Following up on the previous post, I think I should justify in some way my comments about the work I saw while in Beijing. By “justify” I mean present some kind of record and evidence for my reactions. To recap, some of the architecture, photography and sculpture appealed to me, but by and large much of this was by foreign practitioners.
It seems to be common knowledge that Beijing is becoming something of an architect’s playground, which is only exacerbated by the wholesale development going on in preparation for the Olympics next year. I think it’s probably a cliché by now to characterise the buildings in the city as falling into one of two states: either in the process of being built or of being pulled down.
Appartment blocks in Beijing left “old”. right “new”.
Even the ancient temples are deceptive in that many have been rebuilt many times in their lives – some quite recently, thus throwing into question an understanding of an authentically “old” or “original” building (and I know how problematic that statement is: how does one define this “oldness” or “originality”? How much restoration does it take before a building tips over from “old” to “new”?). There seems to be built in entropy with the tower blocks. As soon as they are finished (and the idea of “finished” is in itself a vague and unspecific feature of these blocks) they look old and worn out. There is little consideration for the renovation or restoration of these blocks – there is no value placed on them for the future, they seem expendable, it’s easier to knock them down and start again. Maybe this is a result of their not being particularly interesting buildings, they were perhaps the first wave of the building boom in Beijing, where it was a matter of getting these blocks up quickly to fulfil pressing requirements. Perhaps now the city has a longer term view of it’s structures and seeks to replace these old blocks with better ones as soon as possible?

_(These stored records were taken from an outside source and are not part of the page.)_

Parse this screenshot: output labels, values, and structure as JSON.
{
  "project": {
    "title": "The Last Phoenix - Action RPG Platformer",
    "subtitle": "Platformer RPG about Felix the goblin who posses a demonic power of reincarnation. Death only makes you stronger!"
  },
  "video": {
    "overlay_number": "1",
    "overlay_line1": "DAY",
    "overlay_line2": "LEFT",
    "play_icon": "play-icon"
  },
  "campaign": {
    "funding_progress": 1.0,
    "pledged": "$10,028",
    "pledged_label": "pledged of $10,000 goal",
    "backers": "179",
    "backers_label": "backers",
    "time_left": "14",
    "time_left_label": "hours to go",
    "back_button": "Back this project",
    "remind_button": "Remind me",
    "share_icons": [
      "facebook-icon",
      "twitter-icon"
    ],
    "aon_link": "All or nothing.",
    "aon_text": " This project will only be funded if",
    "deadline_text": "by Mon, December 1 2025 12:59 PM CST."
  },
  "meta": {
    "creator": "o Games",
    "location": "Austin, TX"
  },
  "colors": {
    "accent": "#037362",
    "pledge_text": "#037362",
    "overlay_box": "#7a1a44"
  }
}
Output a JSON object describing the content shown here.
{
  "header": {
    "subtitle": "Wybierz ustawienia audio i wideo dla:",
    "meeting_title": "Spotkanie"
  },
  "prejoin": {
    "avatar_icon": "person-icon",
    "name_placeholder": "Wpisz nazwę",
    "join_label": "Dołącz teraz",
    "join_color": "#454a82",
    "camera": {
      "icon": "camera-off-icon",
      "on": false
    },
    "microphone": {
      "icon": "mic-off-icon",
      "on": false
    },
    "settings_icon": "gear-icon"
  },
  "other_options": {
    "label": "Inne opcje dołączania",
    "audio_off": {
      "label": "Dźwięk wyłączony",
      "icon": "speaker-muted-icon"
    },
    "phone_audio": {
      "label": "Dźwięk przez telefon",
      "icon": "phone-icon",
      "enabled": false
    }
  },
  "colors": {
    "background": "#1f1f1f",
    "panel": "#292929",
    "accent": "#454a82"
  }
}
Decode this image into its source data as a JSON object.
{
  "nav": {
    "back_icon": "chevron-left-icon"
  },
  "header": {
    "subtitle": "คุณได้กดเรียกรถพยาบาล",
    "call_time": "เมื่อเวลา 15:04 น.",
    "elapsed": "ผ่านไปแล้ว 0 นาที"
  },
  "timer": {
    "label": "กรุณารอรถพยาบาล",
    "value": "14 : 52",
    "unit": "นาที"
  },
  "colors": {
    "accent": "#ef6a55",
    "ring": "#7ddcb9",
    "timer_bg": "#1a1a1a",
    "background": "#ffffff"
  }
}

Of the new buildings, OMA’s CCTV Building stands out, even at this half-built stage. It’s a very brave building, I think, for all concerned, and very unsettling to look at it from street level. There is also the “egg” near Tiananmen Square for the National Theatre and of course Herzog and de Meuron’s Olympic Stadium (the former I only saw in the distance and the latter I wasn’t able to visit).
Some other recent building in Beijing.
Irony? left A studio in the Jiuchang Art Complex. right A gallery in Dashanzi Art District.
Aside from some pseudo-social-realist efforts (some examples above), which held a certain ironic attraction for me (although they just made me feel like a tourist, attracted by the mythology of the imagery without really understanding them in any great depth), the show which most interested me was “What is Mono-ha?” at BTAP.
Mono-ha at BTAP left The gallery exterior. right background: LEE Ufan, System, changed title: Relatum, 1969. foreground: unknown.
Mono-ha were an informal group of Japanese artists from the ’60’s and ’70’s, and this show at Beijing-Tokyo Art Projects in the Dashanzi Art District, brings together a selection of their works with a parallel show presenting a set of responses by contemporary artists. The Mono-ha pieces immediately attracted me by their relationship with materials, the overall aesthetic having parallels with the Arte Povera movement in Italy. The works had such a physicality about them that you couldn’t help but be almost absorbed by their presence.
Although there is this resemblance to Arte Povera the works are distinguished from them by their relationship to rationalism:
In terms of restructuring the relationship between humans and matter at the level of manual labour, I think Mono-ha and Arte Povera share something in common. However, one must not overlook the differences. Ultimately it is a question of whether or not one considers matter to be something that one can understand rationally. This is irrespective of whether you are looking at it from an Eastern point of view or a Western one. I found Mono-ha’s non-rationalized perception of matter to be remarkable. In there was one of the basic tenets of Lee Ufan’s criticism of European rational thought. However, in using materials, artists ought to be fundamentally aware of the irrationality of those materials. (Nakahara, 2007)
When it comes down to the artworks themselves, I’m not quite sure what that means, but it’s a fascinating thought. Unfortunately I didn’t get to see the show of contemporary artists, but I’m trying to get hold of the catalogue as I’m interested to see how Chinese artists have reacted to these works.
So, that’s pretty much everything that caught my attention while I was in Beijing. I really didn’t have a lot of time to look at galleries and art as there was other business to attend to while in China, but this was a good introduction for me. I hope to be back very soon, when I should be able to spend more time looking around. I’m also learning Chinese which will help me to be more autonomous and not have to make such demands on my partner for help getting around.
At this point I’d like to thank my fiancée, Shi for taking so much time to help me see all this. Without her it would have been impossible for me to see as much as I did, or to understand as much – thank you darling!
NAKAHARA, Yusuke (2007). extract from What is Mono-ha? exhibition brochure. Beijing: Tokyo Gallery + BTAP.